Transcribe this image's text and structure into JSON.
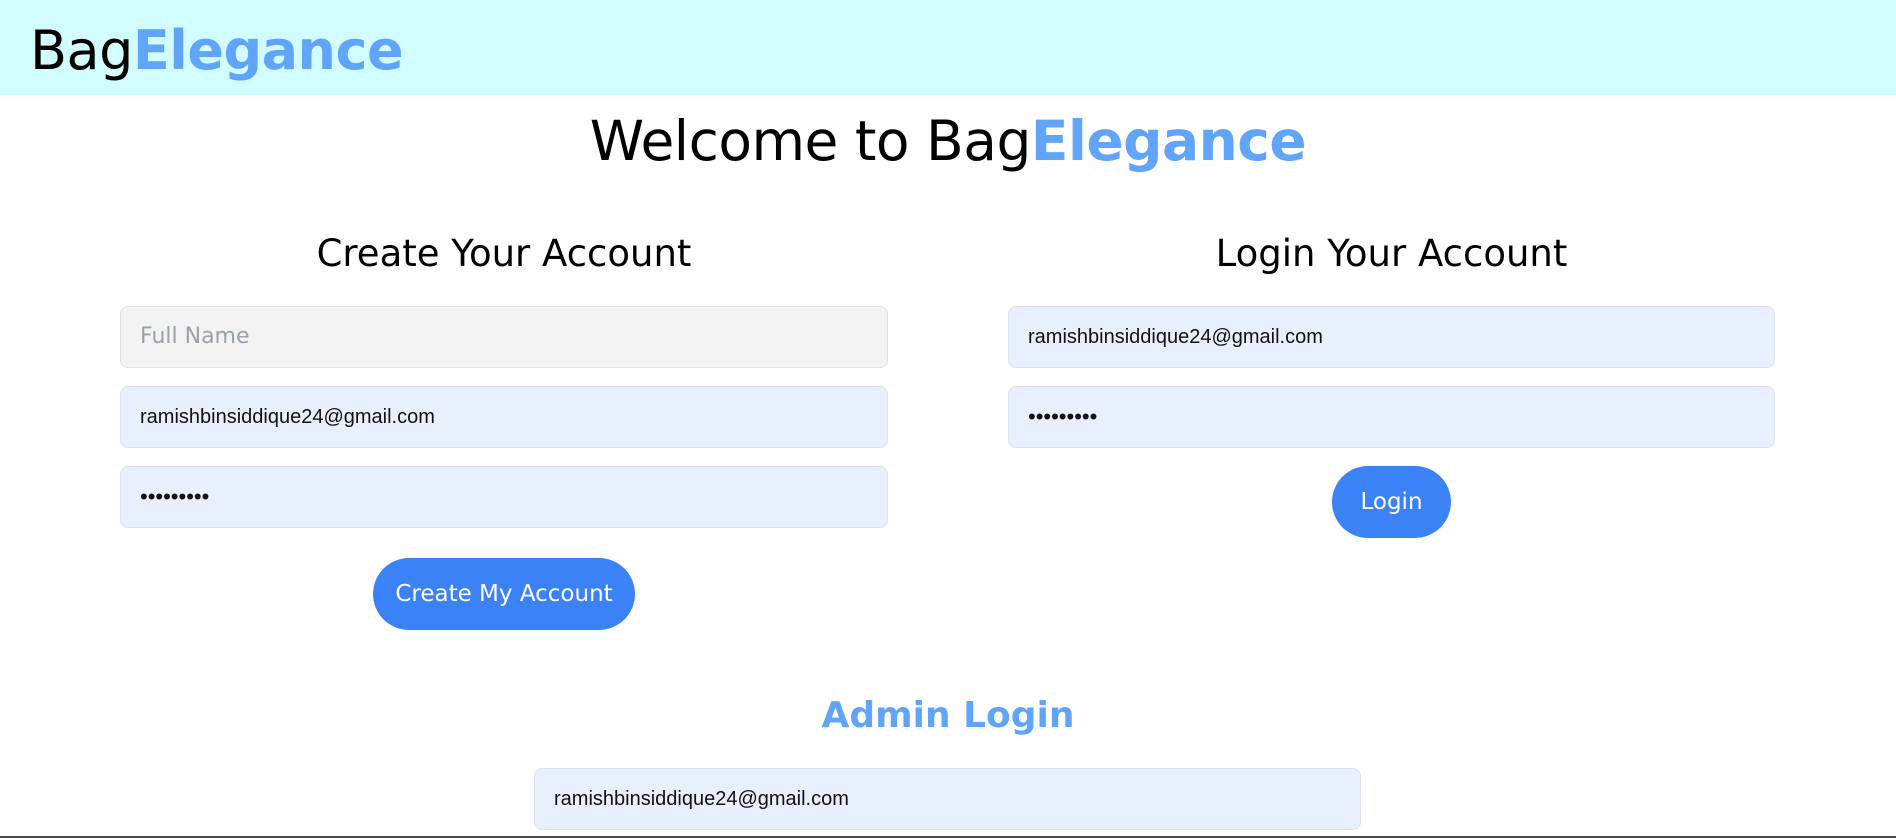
{
  "brand": {
    "prefix": "Bag",
    "accent": "Elegance"
  },
  "welcome": {
    "prefix": "Welcome to Bag",
    "accent": "Elegance"
  },
  "register": {
    "title": "Create Your Account",
    "fullname_placeholder": "Full Name",
    "fullname_value": "",
    "email_value": "ramishbinsiddique24@gmail.com",
    "password_display": "•••••••••",
    "button_label": "Create My Account"
  },
  "login": {
    "title": "Login Your Account",
    "email_value": "ramishbinsiddique24@gmail.com",
    "password_display": "•••••••••",
    "button_label": "Login"
  },
  "admin": {
    "title": "Admin Login",
    "email_value": "ramishbinsiddique24@gmail.com"
  },
  "colors": {
    "header_bg": "#d2fdff",
    "accent": "#60a5fa",
    "button": "#3b82f6",
    "autofill_bg": "#e8f0fe"
  }
}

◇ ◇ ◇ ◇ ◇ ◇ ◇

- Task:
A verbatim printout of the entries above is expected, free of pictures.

- Answer:
Transcribe this image's text and structure into JSON.
{
  "brand": {
    "prefix": "Bag",
    "accent": "Elegance"
  },
  "welcome": {
    "prefix": "Welcome to Bag",
    "accent": "Elegance"
  },
  "register": {
    "title": "Create Your Account",
    "fullname_placeholder": "Full Name",
    "fullname_value": "",
    "email_value": "ramishbinsiddique24@gmail.com",
    "password_display": "•••••••••",
    "button_label": "Create My Account"
  },
  "login": {
    "title": "Login Your Account",
    "email_value": "ramishbinsiddique24@gmail.com",
    "password_display": "•••••••••",
    "button_label": "Login"
  },
  "admin": {
    "title": "Admin Login",
    "email_value": "ramishbinsiddique24@gmail.com"
  },
  "colors": {
    "header_bg": "#d2fdff",
    "accent": "#60a5fa",
    "button": "#3b82f6",
    "autofill_bg": "#e8f0fe"
  }
}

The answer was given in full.